Brian McComish: From Belfast to Brazil, an 'unforgettable human being'
BRIAN McComish was a true asset to humanity who made life much more bearable for many, both in his adopted country of Brazil and his home country of Ireland.
The second son of seven siblings, he excelled at languages from an early age at St Mary’s Christian Brothers Grammar School in Barrack Street, Belfast.
French later became a source for many important life decisions and was instrumental in getting to know his future wife, Celia.
Brian's journey to St Mary’s was via St Peter’s PS in Warrenpoint and the Christian Brothers on Belfast's Donegall Street.
He was an outgoing, studious pupil who valued interaction with other young people.
He was instrumental in helping establish the debating society at St Mary's and enjoyed the cut and thrust within the cross-community school debating sector.
Brian also enjoyed Irish studies and was extremely proud of his fáinne óir for proficiency in Irish and the gold pin was a constant fixture on his lapel.
He revelled in his Easter visits to the Rannafast Gaeltacht and the good friends he made while enjoying fireside stories by the legendary Micí Sheáin Néill – the content of which supported the development of his strong social conscience.
Aged 17, Brian entered Queen's University where he studied French and Sociology and was a valued member of the rowing club, coxing many winners and getting the traditional ducking for his pains.
He moved to St Joseph’s teacher training college and really enjoyed his probationary year in Holy Cross Primary School in Ardoyne. That little class of boys lit the fuse for his lifelong love of education.

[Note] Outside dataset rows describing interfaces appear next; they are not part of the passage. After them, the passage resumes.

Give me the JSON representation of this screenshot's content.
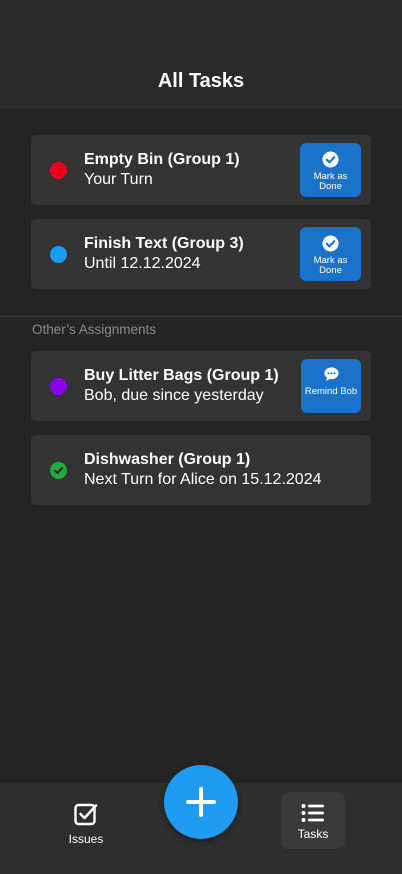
{
  "header": {
    "title": "All Tasks"
  },
  "my_tasks": [
    {
      "title": "Empty Bin (Group 1)",
      "subtitle": "Your Turn",
      "dot_color": "#e8001c",
      "action_label": "Mark as Done",
      "action_icon": "check-circle-icon"
    },
    {
      "title": "Finish Text (Group 3)",
      "subtitle": "Until 12.12.2024",
      "dot_color": "#1a9cf0",
      "action_label": "Mark as Done",
      "action_icon": "check-circle-icon"
    }
  ],
  "others_section": {
    "label": "Other’s Assignments"
  },
  "other_tasks": [
    {
      "title": "Buy Litter Bags (Group 1)",
      "subtitle": "Bob, due since yesterday",
      "dot_color": "#8a00f0",
      "action_label": "Remind Bob",
      "action_icon": "chat-bubble-icon"
    },
    {
      "title": "Dishwasher (Group 1)",
      "subtitle": "Next Turn for Alice on 15.12.2024",
      "dot_color": "#1faa3a",
      "status_icon": "check-circle-icon"
    }
  ],
  "nav": {
    "issues_label": "Issues",
    "issues_icon": "checkbox-icon",
    "tasks_label": "Tasks",
    "tasks_icon": "list-icon",
    "fab_icon": "plus-icon",
    "active": "Tasks"
  },
  "colors": {
    "accent": "#1e9bf0",
    "button_blue": "#1a73c9",
    "background": "#242424",
    "card": "#333333"
  }
}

A further study year in advanced French and audio-visual teaching methods followed at the Sorbonne University in Paris.
Brian then decided to move to Birmingham, Alabama where he obtained a High School teaching post for three years.
This was at a time of great challenge and social unrest in that area and he applied his advice and support to many of those suffering from prejudicial segregation.
There was panic in his parents' household one day when he called to say he had been drafted for the US Army in Vietnam, until a letter from his Belfast doctor confirming his asthma resulted in his rejection.
While teaching in Alabama Brian met Celia, there to visit her surgeon brother.
They decided to re-locate to her country of birth, Brazil, where they married and had two beautiful children, followed by two adored grandchildren.
Brian quickly became fluent in Portuguese and put his linguistic, business and people skills to good use when he joined a fledgling educational company in Rio de Janeiro called CCAA (Centro de Cultura Anglo Americana).
His innovation in, and enthusiasm for, the audio-visual method of teaching English, his prodigious hard work and his talented and loyal staff saw him at the forefront of considerable expansion across Brazil, along with the partnerships with universities in Miami, Washington and London.
He sent many Brazilian students on English language courses to the US and England, so many in fact that he established a travel company for that purpose.
His TV and cinema advertisements for CCAA, written and directed by himself, employed international stars such as Pelé and Arnold Schwarzenegger.
At one stage CCAA had half a million students in Brazil alone, making it the second largest English language learning organisation in the world.
The high quality of his teacher-training courses was recognised when a university library in Saõ Paulo was named in his honour.
Underneath his name, the inscription "Um Ser Inesquecível" (An Unforgettable Human Being) demonstrates the high regard in which his adopted country held him and still do to this day.
Brian's academic and business reputation and knowledge of Brazil and its people also came to the notice of Ireland’s Department of Foreign and he was appointed Honorary Irish Consul in 2000.
He provided a full range of services to many Irish people, some unfortunately in difficult and sensitive situations, and was instrumental in arranging a number of official visits, including that of President Mary McAleese in 2004.
Brian’s broad sense of humour, his love of storytelling, his ability to find something to smile at in most situations and his compassion for, and interest in, all types of people was all-embracing.
It expressed itself in support (without fanfare) for the downtrodden and disadvantaged, a trait referred to in the hundreds of messages of condolence his family received from former colleagues and friends.
Brian McComish died on April 12 and is survived by ... his and siblings Terry, Brian, Michele, Desmond, Gabrielle and Martina.